RPC set for international expansion and governance review under new leadership


RPC is facing its biggest management overhaul in years, with new leader James Miller replacing longstanding managing partner Jonathan Watmough at the end of January.

Watmough’s departure was announced by the firm in December, but it has now emerged that he went on sabbatical last July – 10 months before his third term was officially due to end on 30 April this year.

Former insurance head Miller was appointed by the board that month, alongside corporate chief Tim Anderson as interim co-managing partner, meaning that, in fact, he has already had seven months to get used to the role he formally took up on 30 January.

Miller said: “Jonathan raised the sabbatical as an option 20 months before it took place. We have a five-year business planning cycle; that process came round again. It was a good moment – if he wanted to do something new – to take that opportunity.”

Miller said a governance review is due before the end of the current financial year, with the length of the managing partner’s term and the size of the management board both up for discussion.

“One thing on the agenda is looking at the managing partner term. Under the deed currently, it is three years. I guess it depends how the partners feel. The length of the term could change. We also have quite a large management board. I expect we could trim that.”

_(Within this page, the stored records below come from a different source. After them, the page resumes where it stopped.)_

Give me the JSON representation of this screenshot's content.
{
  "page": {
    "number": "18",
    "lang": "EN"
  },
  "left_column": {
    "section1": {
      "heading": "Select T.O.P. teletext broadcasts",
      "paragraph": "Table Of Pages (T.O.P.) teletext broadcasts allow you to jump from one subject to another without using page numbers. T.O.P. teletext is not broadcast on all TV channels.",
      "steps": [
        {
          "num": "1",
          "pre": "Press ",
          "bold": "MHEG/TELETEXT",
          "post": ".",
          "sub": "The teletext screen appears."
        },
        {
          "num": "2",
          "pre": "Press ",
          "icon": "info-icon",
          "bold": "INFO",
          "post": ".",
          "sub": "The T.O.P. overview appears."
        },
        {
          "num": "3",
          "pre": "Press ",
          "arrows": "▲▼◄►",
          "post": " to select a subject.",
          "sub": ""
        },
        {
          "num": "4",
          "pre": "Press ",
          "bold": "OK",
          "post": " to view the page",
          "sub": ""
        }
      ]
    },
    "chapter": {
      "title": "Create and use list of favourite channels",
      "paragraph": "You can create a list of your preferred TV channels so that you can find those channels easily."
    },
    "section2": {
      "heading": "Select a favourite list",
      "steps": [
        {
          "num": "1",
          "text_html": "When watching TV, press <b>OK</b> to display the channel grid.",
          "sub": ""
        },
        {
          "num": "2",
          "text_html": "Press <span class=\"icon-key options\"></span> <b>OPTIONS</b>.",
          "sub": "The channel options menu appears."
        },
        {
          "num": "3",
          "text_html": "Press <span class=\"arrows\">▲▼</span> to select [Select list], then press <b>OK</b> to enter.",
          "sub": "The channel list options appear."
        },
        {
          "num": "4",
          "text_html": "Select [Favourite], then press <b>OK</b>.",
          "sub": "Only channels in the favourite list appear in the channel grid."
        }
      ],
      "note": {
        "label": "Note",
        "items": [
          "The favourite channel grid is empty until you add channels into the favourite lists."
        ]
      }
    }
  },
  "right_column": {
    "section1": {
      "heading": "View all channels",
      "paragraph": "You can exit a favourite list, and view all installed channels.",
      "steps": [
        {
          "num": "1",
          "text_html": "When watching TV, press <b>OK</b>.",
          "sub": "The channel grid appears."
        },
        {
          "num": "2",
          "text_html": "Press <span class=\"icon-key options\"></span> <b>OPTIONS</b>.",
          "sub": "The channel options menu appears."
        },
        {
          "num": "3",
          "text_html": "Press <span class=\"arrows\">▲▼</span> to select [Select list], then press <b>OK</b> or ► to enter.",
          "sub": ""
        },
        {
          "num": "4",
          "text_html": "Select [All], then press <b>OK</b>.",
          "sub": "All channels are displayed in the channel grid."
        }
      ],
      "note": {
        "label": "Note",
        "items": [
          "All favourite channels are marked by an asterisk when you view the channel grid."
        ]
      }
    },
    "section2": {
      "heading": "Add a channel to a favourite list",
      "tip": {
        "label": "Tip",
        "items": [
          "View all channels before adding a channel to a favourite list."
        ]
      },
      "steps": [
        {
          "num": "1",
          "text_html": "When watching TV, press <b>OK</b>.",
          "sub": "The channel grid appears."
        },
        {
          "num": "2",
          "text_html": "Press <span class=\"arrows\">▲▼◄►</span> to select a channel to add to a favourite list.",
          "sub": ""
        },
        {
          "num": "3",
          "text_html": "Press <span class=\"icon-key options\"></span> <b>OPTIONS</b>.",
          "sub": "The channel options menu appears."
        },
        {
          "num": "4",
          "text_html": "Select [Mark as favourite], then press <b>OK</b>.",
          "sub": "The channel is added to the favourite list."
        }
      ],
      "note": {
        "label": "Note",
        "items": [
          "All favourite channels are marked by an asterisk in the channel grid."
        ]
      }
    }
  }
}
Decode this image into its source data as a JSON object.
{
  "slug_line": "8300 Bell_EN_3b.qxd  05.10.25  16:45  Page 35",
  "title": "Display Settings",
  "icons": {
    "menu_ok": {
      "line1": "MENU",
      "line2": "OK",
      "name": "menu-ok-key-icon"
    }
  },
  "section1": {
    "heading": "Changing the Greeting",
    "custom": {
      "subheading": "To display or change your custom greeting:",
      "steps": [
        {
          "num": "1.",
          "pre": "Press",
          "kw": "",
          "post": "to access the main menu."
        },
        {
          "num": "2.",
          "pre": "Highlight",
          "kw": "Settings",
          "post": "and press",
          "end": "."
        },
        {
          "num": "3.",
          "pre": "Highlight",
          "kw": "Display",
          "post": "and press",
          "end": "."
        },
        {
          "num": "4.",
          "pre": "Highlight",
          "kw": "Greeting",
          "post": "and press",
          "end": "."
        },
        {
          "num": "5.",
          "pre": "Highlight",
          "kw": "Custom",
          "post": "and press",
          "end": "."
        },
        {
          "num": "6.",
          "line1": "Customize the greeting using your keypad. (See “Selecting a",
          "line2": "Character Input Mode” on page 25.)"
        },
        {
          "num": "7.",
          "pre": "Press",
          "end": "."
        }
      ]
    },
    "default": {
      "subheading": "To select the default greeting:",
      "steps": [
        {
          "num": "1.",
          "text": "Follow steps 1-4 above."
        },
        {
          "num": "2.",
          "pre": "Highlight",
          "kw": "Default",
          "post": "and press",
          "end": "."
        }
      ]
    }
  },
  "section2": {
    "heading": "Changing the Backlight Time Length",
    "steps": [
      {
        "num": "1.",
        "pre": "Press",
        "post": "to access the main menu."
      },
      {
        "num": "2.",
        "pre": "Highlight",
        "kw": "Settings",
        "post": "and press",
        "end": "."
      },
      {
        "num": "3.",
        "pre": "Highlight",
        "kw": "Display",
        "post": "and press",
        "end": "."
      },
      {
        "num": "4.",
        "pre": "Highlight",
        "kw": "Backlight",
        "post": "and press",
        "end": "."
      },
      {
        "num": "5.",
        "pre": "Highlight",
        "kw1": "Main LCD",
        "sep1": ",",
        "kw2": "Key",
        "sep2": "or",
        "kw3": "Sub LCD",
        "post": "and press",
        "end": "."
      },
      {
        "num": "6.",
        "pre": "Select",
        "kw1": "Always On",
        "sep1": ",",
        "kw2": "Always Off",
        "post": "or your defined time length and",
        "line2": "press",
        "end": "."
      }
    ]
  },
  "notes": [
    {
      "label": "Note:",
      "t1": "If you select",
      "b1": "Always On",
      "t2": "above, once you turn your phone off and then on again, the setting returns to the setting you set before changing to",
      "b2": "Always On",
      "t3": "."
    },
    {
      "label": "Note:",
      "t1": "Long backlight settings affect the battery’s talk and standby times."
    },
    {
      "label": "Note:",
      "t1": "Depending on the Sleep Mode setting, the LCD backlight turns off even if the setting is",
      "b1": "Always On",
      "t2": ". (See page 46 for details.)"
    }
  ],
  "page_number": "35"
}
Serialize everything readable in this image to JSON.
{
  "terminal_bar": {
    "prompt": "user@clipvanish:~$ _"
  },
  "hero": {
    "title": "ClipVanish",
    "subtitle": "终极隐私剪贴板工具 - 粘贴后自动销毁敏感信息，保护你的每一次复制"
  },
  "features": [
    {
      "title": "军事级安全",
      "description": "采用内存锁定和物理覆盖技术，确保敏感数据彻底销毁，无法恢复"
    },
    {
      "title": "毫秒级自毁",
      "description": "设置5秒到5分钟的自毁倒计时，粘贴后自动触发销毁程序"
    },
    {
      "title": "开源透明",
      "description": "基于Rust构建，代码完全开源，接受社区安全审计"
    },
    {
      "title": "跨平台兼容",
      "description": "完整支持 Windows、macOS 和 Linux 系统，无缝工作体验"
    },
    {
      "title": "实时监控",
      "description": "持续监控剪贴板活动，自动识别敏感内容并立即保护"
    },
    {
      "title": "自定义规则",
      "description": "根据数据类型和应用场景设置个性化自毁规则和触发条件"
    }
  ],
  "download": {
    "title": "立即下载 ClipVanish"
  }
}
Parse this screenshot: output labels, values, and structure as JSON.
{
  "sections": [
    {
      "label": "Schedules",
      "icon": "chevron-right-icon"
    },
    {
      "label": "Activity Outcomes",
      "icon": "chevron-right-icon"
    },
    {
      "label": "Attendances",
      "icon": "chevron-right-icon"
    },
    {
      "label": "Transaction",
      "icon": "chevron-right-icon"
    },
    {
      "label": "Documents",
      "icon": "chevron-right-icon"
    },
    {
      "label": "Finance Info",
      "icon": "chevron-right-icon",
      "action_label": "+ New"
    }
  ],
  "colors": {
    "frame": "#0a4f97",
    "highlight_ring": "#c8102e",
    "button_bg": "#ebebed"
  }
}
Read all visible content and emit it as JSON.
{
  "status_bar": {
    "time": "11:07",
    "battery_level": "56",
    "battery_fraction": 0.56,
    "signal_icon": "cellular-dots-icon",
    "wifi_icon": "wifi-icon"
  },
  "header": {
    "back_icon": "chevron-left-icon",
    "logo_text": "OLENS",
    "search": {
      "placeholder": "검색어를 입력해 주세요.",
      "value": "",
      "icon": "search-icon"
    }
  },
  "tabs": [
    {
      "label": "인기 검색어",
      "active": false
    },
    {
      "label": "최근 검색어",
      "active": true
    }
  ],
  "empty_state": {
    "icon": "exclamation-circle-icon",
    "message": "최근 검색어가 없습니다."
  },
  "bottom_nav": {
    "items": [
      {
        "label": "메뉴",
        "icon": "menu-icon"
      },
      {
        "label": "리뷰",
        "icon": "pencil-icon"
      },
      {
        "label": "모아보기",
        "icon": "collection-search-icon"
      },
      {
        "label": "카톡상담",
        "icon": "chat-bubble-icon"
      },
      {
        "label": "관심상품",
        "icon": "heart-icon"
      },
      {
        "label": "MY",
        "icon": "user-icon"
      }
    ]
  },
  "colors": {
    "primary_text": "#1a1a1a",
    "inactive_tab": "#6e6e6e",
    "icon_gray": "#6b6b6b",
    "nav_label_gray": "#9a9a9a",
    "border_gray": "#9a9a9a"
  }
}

The senior partner term, which is also three years, is not under review. Rupert Boswall was re-elected to take a second term in that role in January.

Watmough held the managing partner position at RPC for eight years, encompassing three uncontested elections. He first became managing partner in 2008 and subsequently requested and was granted an extension to run for a third term. A source close to the firm said it is unusual for RPC leaders to secure consent for a third term, so a second extension and fourth term would have been exceptional.

News of Watmough’s sudden exit in December raised questions in the market about the reasons for his departure.

Former partners paint a picture of him as a charismatic, impressive leader who had begun to lose power after a long run at the top. For the first time, he was facing active competition for the managing partner role, with multiple candidates throwing their hat in the ring after years of uncontested elections.

One ex-partner suggests Watmough “wasn’t carrying the partnership” towards the end of his term. They add: “He is a very charismatic man. He had a clear vision of what he wanted to do and expected people to follow.”

Another adds: “Personally, I would say Jonathan was supportive of me until it became difficult due to the competing interests of the partners. He was so keen on my practice, but other partners weren’t aligned.”

Another former partner comments: “He was effective and good at getting things done. If anything, he was allowed to get on with too much – he had a lot of autonomy. He’s a dynamic man; charismatic and impressive.”

Speaking to Legal Week in his first interview since becoming managing partner, Miller insists there will be no major changes at the firm under his leadership: “The formula we’ve got is a good one – we are fiercely independent, people are at the heart of what we do, and we’re not going to undertake massive strategic changes, because I think we are on the right path.”

Since Watmough took over at the head of RPC, the firm has nearly doubled its turnover, from £60m in 2008-09 to around £100m. Profit per equity partner at the all-equity partnership has also increased during the same timeframe, albeit on a smaller scale, rising from £327,000 in 2008-09 to £362,000 in 2015-16, after a 10% year-on-year decline. Global partner headcount during this period has increased 30% from 61 to 79.

According to Miller, RPC plans to continue to grow through lateral hires rather than mergers, and is aiming to add two or three partners to its intellectual property practice, while also looking to grow in funds and commercial disputes.

The firm has built up the corporate and commercial side of the business in recent years, with key hires including a three-partner Wragge & Co corporate team in 2013 coming alongside a push into banking and finance disputes. However, some sources have suggested that under Miller’s leadership, the firm could turn its focus back towards its traditional insurance core.

Miller responds: “There’s a natural tendency to assume I’m an insurance partner and therefore the push will be on insurance, but if an insurance opportunity or a commercial one comes up, I’ll pursue it. The balance we have now is good, so we are going to build on that – there will be no volte face.”

However, the firm has identified opportunities to expand its international insurance offering. “There are new markets coming online; new jurisdictions opening up,” says Miller.

He highlights Asia in particular, where the firm has offices in Singapore and Hong Kong: “China is opening up. Markets out there are purchasing more insurance than they used to, and our clients are moving out there.

“There are some very good lateral hires in the pipeline in Asia. We have just expanded our corporate offering with two hires there – we are very active and have a great client base across the region.”

The firm is also ambitious about driving its insurance consultancy business forward. During 2015-16, the consulting business generated total turnover of £1.05m but made a loss for the year of £2.6m. “The business has enormous potential but it is still early days. We would hope [that] in the very near future, in the next financial year, we will be profitable. There’s no reason why it can’t be a £50m business.”